Some thoughts on a conf taxonomy

2012-09-16 12:53 More posts about conferences General
One common way for open source developers to meet face-to-face is to attend conferences relevant to their subject of interest. A common way to have one near you if there ain't none yet is to go and organise one yourself. The most obvious stuff to resolve for that task:

  • Most likely there will be some financial transactions involved - sponsors wanting to support you, attendees paying for their tickets, you paying for the venue and for food.
  • Someone will have to choose which speakers to invite.
  • How to scale if there are more speakers and attendees than you can reasonably welcome yourself.

So far I've come across a multitude of ways to deal with these two issues alone. Some encountered at events with >200 attendees are listed below. Feel free to add your context.

Name Content selection For profit Tickets Food Scaling model
FOSDEM/ Brussels open CfP, decision by organisers Nope - it's hosted by a university, organised by a couple of students and an incredible multitude of volunteers. Access is completely free though attendees are being asked to support the conference with a donation. Food is on sale through the organisers In addition to two main tracks there's a multitude of independently but affiliated and co-located so-called dev rooms that are completely community organised e.g. for Debian, Java, Embedded, KDE and others
Froscon open CfP, decision by organisers Nope - again hosted by a university, organised by a couple of students and volunteers Tickets are cheap - in the 5 Euro range Food is on-sale at the event. There are workshops and related events that are community organised. Those are starting to get more visible in the main program as well.
Linux Tage Chemnitz open CfP, decision by organisers + committee. Nope - hosted by TU Chemnitz with huge local support. Cheap - in the 5 Euro range. On sale at the event (soup and related stuff). Stable number of attendees so far.
Chaos Communication Congress open CfP, decision by organisers + committee yes for four days slightly less than 100,- Euro on sale in the venue as well as around move to different location
Chaos Camp open CfP, decision by organisers + committee yes 100 < prize < 500,- range for whole week including camping ground on sale at the location not needed so far
Berlin Buzzwords open CfP, decision by volunteers yes more than 300,- Euros in early bird included in the price affiliated workshops
ApacheCon open CfP, decision by volunteers yes in EU >200,-, in US usually >1k$ included in price affiliated meetups
Lucene Revolution open CfP, decision by organisers more or less, mainly PR for organiser >500,- included in price not needed so far
GoTo Con invitation only yes >500,- range included in price turn the "one location" only conference into a series that moves across Europe with the help of some locals that are interested in having the event
Strata open CfP, decision made by committee - final decision by organisers yes in the >500 Euro range included in price split in different locations, organisers remain the same still
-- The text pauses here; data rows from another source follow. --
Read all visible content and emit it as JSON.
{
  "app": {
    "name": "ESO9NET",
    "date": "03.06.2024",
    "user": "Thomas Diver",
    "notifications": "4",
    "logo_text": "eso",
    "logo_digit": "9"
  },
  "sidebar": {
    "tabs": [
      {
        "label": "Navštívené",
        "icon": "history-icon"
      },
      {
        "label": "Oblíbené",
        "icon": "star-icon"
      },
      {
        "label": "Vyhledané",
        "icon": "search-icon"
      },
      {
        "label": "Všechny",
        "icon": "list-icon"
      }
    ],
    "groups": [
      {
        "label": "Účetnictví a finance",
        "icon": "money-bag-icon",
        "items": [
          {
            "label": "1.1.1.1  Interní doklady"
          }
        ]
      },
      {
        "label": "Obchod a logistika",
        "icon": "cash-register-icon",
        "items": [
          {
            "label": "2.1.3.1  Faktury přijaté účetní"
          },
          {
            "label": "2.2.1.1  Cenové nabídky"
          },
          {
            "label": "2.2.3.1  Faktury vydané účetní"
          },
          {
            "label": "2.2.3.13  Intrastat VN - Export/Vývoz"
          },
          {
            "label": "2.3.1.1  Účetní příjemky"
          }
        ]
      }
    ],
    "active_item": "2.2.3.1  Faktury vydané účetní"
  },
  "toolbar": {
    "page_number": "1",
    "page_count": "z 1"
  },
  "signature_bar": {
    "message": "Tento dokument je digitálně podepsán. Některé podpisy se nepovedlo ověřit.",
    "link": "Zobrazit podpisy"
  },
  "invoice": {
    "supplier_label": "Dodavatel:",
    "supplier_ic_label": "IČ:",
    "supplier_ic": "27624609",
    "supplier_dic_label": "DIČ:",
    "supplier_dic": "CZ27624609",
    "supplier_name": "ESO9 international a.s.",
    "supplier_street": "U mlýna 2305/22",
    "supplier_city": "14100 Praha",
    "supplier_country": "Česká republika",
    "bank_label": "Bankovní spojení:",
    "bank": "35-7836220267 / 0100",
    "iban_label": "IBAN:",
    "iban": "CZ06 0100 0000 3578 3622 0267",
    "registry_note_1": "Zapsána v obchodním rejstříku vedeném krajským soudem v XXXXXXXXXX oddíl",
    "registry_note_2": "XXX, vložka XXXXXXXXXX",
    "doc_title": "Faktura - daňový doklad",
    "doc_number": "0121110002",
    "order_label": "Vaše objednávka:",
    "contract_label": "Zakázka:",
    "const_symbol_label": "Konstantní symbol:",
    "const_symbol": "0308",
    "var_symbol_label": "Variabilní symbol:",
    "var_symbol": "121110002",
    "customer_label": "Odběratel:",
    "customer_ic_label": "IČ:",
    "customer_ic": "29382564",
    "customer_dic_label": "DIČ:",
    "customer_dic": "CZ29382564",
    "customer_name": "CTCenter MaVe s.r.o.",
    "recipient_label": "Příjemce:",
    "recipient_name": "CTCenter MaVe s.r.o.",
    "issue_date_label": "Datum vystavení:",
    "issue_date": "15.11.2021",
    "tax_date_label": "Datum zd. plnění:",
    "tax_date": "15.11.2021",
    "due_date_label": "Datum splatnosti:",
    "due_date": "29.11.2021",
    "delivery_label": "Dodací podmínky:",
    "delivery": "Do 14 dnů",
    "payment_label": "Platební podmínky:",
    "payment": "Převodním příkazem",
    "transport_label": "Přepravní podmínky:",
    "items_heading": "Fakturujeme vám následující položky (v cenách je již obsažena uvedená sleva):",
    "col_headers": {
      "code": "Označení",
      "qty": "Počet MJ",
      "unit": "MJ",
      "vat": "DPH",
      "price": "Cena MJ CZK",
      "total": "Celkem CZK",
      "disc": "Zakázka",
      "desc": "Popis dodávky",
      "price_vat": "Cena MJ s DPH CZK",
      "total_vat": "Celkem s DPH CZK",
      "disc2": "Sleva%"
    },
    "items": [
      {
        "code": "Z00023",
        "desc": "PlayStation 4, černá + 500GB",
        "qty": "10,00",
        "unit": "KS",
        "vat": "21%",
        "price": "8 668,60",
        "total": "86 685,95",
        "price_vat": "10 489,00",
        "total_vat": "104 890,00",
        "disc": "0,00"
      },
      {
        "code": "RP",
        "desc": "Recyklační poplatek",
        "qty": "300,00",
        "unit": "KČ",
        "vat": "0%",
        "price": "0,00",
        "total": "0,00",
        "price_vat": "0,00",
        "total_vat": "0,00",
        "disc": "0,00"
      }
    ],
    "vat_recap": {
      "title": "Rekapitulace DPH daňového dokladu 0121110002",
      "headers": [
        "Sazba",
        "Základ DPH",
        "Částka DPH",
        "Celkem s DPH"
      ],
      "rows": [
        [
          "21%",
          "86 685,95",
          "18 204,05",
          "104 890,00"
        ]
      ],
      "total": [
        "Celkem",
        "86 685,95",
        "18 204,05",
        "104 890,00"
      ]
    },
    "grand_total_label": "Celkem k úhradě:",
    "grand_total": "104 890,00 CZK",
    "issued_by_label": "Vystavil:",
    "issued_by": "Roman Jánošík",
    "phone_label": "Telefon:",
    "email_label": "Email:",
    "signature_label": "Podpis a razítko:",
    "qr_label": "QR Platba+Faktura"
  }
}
From the above table to me it seems that most conferences differ in whether they are fully non profit solely for the sake of education. In contrast to that there are events that are for profit (as in support the organisers financially), or some kind of self-marketing where profit is indirect in terms of more contracts signed. They also differ in whether submissions are open or invited talks only. In addition there are those that have paid talks (usually clearly marked as such) or accept talks through the submission form only. In terms of cost one model is to go extremely low-cost with no money paid for venue or food vs. those that include catering in the ticket price.

Me personally I have a strong preference to events that feature an open CfP - mainly because talks tend to be more diverse and - given a strong program committee - also of decent quality as only the best make it through. In addition the events tend to be less formal when fully community organised - over time regulars among speakers, attendees and exhibition participants tend to know each other generating a rather friendly athmosphere.